  • Stop at almost any of the photographs depicting evidence of development, including Salton City Golf Course (Bridge) (Altered Landscape Gallery), Salton City Golf Course (Palms) (Installation Gallery), or any of the photographs of the Salton Bay Yacht Club. Explain that in the late 1950s land speculators, real estate developers, and others believed that the Salton Sea could be transformed into an inexpensive version of the resort community of Palm Springs, located 40 miles to the north northwest. Can guests see subtle colors in the golf course photographs? Where? What effect does the coloring of the photographs have on them? Do the subtle watercolor washes convey the colors of the desert around the Salton Sea?

  • Explain that this version of the “American Dream” was never truly realized because of the lack of industry, inadequate infrastructure, the extreme heat, and the water’s foul smell due to its stagnation, increased salinity and eutrophication, and resulting die-off of fish and birds.

  • Explain that as a result of decreased flows of Colorado River and canal waters, as well as increased flows of New River and Alamo River waters, which contain a great deal more salt and nutrients from agricultural runoff, the salinity of the lake’s waters is increasing at an alarming rate. In addition, the nutrients from the agricultural runoff cause algal blooms in the water, which reduces the oxygen content of the water, and results in fish and bird die offs.
  • Ask guests if they can find evidence in the photographs of the fact that the Salton Sea is today of major ecological significance to coastal California.
  • Explain that as a result of development in southern California in the twentieth century, the varied landscapes there that once supported diverse wildlife populations no longer do. The Salton Sea thus became a human-made refuge for wildlife, particularly migratory waterfowl. Today the Salton Sea is a major stop on the Pacific Flyway for migrating water birds. However, the increasing salinity and eutrophication of the Sea’s waters is endangering the health of the birds and fish, resulting at times in the die off of large numbers of the animals. What kinds of textures do the photographs of the dead fish and birds contain?
  • Explain that today, were the water level of the Salton Sea not to be maintained, there would be toxic levels of salt and other chemicals built up in the sediments of the lake, that, were they to dry, could cause health concerns downstream and downwind of the Salton Sea. (This is similar to the problems at Owens Lake documented in David Maisel’s Lake Project photographs).
  • Explain that arguments erupt from all points of view about how best to manage the Salton Sea. Today the water level is maintained at a specific level, but even so, runoff is causing increasing salinity and eutrophication. These photographs ask, in effect: Why is the American Dream so pervasive? Why do people try to alter the landscape, first to irrigate the desert for agricultural purposes, then to turn an “accident” into a (failed) “resort community”? What can be done about the increasing salinity and eutrophication of the water? What is the best, most cost effective, or otherwise pragmatic solution?
Our guests, particularly school groups, choose to visit the museum to give students a special opportunity, to enrich their learning experiences, and to have fun. The information and the tour framework suggestions contained in this blueprint are avenues into the Salt Dreams: Reflections from the Downstream West exhibition. The blueprint is designed to provide ideas for engaging guests of all ages in exploring the artistry of Joan Myers photographs, as well as ideas for helping student visitors engage in thinking about the photographs through frameworks of history, social studies, biology, ecology, and geology.

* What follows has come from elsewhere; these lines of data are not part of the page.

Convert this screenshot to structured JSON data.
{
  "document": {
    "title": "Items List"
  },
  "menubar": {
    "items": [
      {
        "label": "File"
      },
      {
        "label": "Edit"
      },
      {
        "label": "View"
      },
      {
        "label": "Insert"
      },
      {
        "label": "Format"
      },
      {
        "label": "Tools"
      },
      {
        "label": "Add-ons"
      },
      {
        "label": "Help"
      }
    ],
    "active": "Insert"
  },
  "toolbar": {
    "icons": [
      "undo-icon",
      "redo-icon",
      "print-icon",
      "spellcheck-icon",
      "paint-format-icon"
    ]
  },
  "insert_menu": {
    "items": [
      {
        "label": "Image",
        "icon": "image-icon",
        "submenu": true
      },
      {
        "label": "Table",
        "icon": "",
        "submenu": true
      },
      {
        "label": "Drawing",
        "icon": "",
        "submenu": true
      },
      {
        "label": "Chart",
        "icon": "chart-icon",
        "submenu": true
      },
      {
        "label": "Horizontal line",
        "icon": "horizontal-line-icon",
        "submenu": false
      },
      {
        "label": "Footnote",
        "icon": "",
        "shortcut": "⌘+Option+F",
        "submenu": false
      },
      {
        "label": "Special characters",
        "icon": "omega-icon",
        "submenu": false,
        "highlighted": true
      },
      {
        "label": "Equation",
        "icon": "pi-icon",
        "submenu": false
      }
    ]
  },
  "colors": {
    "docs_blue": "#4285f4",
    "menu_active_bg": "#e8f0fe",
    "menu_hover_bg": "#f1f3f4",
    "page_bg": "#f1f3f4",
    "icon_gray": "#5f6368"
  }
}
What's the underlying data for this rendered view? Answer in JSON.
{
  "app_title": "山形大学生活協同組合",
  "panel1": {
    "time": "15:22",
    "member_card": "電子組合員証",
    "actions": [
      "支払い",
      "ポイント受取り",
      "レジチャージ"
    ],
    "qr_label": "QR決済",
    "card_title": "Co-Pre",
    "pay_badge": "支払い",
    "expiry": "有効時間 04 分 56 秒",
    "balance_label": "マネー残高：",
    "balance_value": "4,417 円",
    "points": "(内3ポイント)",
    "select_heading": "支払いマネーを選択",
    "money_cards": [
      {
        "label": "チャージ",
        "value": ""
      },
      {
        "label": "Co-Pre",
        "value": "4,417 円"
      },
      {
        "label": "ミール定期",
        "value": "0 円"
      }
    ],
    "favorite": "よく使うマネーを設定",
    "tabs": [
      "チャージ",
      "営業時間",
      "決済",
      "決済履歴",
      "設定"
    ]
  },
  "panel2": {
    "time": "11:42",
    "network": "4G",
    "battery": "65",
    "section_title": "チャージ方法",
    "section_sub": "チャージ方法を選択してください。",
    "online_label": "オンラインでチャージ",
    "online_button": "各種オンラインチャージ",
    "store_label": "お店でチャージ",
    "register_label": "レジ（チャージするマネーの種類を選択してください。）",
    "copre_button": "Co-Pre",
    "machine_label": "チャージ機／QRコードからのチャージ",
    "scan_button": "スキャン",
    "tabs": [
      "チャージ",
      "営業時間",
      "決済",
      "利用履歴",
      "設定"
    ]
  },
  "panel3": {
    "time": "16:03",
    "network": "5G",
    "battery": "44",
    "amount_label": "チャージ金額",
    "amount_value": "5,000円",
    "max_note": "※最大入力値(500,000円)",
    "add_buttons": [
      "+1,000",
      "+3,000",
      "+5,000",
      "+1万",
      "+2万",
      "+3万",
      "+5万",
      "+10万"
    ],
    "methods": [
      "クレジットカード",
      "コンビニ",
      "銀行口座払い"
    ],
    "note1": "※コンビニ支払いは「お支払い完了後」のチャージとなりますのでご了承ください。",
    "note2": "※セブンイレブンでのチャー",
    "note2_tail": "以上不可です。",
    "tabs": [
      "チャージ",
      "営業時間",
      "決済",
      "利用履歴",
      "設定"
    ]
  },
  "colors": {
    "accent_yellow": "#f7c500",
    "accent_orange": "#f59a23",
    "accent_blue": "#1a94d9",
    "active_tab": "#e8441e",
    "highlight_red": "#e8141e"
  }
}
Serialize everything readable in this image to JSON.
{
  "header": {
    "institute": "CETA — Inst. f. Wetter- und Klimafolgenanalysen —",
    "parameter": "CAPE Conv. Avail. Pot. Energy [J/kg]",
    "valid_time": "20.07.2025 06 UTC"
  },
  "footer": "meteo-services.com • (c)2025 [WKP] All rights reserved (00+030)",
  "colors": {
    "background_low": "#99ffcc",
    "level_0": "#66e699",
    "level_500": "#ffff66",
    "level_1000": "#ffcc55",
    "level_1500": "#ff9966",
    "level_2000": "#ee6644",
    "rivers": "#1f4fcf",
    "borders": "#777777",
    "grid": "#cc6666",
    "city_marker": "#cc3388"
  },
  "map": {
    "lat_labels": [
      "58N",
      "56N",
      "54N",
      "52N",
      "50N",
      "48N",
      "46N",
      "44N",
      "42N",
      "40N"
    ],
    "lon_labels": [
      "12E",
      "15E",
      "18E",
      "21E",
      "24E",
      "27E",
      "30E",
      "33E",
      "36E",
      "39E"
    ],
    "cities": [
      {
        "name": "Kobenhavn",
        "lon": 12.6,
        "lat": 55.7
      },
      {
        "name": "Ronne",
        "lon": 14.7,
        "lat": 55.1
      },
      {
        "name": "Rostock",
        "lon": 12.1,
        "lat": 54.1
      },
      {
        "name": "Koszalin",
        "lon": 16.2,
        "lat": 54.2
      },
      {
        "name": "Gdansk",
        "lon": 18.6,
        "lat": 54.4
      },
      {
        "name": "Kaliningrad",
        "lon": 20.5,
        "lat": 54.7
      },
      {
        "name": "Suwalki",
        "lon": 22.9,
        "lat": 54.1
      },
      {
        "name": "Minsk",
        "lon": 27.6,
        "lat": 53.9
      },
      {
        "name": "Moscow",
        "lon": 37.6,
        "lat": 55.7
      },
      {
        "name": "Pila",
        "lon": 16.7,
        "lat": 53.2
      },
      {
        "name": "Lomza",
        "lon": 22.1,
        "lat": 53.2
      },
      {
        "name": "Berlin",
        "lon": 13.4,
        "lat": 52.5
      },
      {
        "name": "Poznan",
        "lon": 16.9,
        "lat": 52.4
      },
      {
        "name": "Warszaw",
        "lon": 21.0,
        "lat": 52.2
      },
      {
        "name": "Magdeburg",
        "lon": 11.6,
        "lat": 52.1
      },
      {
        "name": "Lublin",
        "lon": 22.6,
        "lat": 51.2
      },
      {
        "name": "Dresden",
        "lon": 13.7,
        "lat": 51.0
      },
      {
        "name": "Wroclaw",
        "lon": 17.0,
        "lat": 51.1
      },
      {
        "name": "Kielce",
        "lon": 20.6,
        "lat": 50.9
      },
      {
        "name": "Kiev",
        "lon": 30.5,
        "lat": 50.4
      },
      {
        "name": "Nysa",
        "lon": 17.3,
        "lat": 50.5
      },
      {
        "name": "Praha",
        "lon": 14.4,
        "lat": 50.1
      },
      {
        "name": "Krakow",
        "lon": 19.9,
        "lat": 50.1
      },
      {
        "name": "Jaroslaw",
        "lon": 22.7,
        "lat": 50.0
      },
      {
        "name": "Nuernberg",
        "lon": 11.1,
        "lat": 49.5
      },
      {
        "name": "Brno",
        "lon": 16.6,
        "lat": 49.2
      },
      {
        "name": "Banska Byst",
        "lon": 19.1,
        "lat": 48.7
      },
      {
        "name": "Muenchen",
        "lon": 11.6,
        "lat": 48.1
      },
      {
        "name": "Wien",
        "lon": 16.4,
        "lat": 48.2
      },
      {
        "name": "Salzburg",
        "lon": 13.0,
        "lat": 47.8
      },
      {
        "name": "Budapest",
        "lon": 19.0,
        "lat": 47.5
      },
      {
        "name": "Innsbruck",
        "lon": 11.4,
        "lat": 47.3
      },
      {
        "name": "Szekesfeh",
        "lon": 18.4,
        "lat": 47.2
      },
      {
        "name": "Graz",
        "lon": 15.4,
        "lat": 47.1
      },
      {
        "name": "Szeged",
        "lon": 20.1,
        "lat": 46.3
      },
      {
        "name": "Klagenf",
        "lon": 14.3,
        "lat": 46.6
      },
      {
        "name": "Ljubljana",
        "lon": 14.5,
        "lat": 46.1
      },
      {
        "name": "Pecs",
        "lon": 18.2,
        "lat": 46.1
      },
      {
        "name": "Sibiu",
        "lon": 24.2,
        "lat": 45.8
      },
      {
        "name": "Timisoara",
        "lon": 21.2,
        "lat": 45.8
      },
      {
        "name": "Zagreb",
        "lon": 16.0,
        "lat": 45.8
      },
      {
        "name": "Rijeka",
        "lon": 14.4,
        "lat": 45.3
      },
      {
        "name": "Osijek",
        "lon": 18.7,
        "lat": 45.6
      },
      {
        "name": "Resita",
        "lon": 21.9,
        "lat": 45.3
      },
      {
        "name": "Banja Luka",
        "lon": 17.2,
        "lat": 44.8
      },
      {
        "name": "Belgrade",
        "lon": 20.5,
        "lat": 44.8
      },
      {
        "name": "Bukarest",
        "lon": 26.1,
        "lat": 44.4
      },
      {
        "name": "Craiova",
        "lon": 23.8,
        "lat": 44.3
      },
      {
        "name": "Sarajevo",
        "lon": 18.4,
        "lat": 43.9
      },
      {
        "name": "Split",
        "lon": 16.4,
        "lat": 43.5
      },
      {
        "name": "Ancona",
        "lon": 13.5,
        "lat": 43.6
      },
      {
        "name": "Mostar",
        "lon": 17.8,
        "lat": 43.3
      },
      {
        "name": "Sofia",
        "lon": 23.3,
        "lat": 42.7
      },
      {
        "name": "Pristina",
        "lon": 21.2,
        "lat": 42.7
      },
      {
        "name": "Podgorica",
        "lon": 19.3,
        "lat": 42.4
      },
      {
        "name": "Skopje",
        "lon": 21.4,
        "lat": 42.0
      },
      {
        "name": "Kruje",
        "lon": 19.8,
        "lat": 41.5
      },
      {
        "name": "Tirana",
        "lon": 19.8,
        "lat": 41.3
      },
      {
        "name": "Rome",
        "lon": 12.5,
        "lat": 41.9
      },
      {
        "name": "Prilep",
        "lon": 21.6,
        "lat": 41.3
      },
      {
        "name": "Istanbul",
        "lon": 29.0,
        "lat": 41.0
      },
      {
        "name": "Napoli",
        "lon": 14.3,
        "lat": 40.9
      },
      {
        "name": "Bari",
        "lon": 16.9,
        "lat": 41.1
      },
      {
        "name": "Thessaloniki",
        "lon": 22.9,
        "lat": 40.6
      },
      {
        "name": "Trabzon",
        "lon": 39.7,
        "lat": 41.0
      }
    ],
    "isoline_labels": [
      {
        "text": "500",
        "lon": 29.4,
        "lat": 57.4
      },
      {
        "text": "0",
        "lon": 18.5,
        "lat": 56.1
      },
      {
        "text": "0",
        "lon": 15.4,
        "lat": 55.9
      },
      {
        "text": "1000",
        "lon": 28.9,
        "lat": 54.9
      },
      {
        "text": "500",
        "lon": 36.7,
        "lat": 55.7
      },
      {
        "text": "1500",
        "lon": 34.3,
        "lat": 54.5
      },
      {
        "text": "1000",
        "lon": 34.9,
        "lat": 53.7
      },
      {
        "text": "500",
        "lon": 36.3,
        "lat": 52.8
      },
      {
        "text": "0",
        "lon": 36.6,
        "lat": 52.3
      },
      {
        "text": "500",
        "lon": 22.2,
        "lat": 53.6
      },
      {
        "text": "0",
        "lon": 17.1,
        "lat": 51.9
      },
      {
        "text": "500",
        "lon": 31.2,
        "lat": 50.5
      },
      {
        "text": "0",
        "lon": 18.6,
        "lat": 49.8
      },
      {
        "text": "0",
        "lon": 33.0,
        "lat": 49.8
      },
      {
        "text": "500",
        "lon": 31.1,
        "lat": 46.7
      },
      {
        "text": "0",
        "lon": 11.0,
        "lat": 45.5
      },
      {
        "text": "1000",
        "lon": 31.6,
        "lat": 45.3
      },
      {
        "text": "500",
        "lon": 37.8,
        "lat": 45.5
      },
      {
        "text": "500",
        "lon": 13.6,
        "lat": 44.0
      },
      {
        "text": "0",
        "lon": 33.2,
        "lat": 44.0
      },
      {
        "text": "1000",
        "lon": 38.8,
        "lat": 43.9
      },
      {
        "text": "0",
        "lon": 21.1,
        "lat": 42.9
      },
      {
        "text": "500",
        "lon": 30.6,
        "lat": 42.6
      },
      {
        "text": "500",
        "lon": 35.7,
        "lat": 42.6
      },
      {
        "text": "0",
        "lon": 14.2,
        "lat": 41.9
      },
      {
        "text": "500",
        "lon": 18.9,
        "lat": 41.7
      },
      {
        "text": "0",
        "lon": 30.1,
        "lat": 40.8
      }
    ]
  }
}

Joan Myers, “Salton Sea Small Building” 1987. Platinum palladium print with watercolor. Collection of the Nevada Museum of Art.